■ About this task ■
Set down each line of the listing below exactly as it is written.

(Supplied entries begins)

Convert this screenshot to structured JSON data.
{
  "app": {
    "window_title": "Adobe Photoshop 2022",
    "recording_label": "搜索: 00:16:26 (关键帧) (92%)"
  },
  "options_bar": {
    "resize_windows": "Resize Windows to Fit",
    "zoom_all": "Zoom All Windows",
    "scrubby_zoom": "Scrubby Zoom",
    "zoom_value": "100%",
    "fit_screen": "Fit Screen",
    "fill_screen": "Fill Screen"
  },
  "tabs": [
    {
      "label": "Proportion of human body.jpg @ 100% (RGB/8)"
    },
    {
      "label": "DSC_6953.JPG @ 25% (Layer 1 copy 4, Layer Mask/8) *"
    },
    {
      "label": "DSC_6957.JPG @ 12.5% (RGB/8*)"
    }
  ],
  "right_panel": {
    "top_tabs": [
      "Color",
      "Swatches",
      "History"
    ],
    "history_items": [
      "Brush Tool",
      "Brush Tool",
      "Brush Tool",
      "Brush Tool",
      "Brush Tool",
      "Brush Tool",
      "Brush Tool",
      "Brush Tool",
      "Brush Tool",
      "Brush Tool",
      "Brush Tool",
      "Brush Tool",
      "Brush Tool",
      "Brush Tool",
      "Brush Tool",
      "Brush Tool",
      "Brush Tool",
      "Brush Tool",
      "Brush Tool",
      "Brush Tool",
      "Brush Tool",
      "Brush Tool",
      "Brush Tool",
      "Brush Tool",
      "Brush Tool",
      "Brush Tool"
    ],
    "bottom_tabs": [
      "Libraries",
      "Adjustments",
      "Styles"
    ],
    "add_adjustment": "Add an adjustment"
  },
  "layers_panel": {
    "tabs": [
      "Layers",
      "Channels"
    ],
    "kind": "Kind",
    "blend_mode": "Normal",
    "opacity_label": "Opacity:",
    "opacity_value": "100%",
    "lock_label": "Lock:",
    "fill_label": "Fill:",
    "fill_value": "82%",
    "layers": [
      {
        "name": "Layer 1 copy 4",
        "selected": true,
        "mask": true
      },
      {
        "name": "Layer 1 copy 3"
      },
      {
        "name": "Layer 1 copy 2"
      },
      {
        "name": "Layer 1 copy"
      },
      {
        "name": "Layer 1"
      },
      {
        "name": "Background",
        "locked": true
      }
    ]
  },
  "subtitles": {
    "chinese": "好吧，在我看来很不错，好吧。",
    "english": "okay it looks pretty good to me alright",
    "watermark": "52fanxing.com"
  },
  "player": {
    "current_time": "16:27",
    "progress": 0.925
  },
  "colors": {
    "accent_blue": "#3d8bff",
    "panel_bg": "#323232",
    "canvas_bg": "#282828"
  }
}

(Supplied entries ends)

■ Result below ■
Convert this screenshot to structured JSON data.
{
  "app": {
    "window_title": "Adobe Photoshop 2022",
    "recording_label": "搜索: 00:16:26 (关键帧) (92%)"
  },
  "options_bar": {
    "resize_windows": "Resize Windows to Fit",
    "zoom_all": "Zoom All Windows",
    "scrubby_zoom": "Scrubby Zoom",
    "zoom_value": "100%",
    "fit_screen": "Fit Screen",
    "fill_screen": "Fill Screen"
  },
  "tabs": [
    {
      "label": "Proportion of human body.jpg @ 100% (RGB/8)"
    },
    {
      "label": "DSC_6953.JPG @ 25% (Layer 1 copy 4, Layer Mask/8) *"
    },
    {
      "label": "DSC_6957.JPG @ 12.5% (RGB/8*)"
    }
  ],
  "right_panel": {
    "top_tabs": [
      "Color",
      "Swatches",
      "History"
    ],
    "history_items": [
      "Brush Tool",
      "Brush Tool",
      "Brush Tool",
      "Brush Tool",
      "Brush Tool",
      "Brush Tool",
      "Brush Tool",
      "Brush Tool",
      "Brush Tool",
      "Brush Tool",
      "Brush Tool",
      "Brush Tool",
      "Brush Tool",
      "Brush Tool",
      "Brush Tool",
      "Brush Tool",
      "Brush Tool",
      "Brush Tool",
      "Brush Tool",
      "Brush Tool",
      "Brush Tool",
      "Brush Tool",
      "Brush Tool",
      "Brush Tool",
      "Brush Tool",
      "Brush Tool"
    ],
    "bottom_tabs": [
      "Libraries",
      "Adjustments",
      "Styles"
    ],
    "add_adjustment": "Add an adjustment"
  },
  "layers_panel": {
    "tabs": [
      "Layers",
      "Channels"
    ],
    "kind": "Kind",
    "blend_mode": "Normal",
    "opacity_label": "Opacity:",
    "opacity_value": "100%",
    "lock_label": "Lock:",
    "fill_label": "Fill:",
    "fill_value": "82%",
    "layers": [
      {
        "name": "Layer 1 copy 4",
        "selected": true,
        "mask": true
      },
      {
        "name": "Layer 1 copy 3"
      },
      {
        "name": "Layer 1 copy 2"
      },
      {
        "name": "Layer 1 copy"
      },
      {
        "name": "Layer 1"
      },
      {
        "name": "Background",
        "locked": true
      }
    ]
  },
  "subtitles": {
    "chinese": "好吧，在我看来很不错，好吧。",
    "english": "okay it looks pretty good to me alright",
    "watermark": "52fanxing.com"
  },
  "player": {
    "current_time": "16:27",
    "progress": 0.925
  },
  "colors": {
    "accent_blue": "#3d8bff",
    "panel_bg": "#323232",
    "canvas_bg": "#282828"
  }
}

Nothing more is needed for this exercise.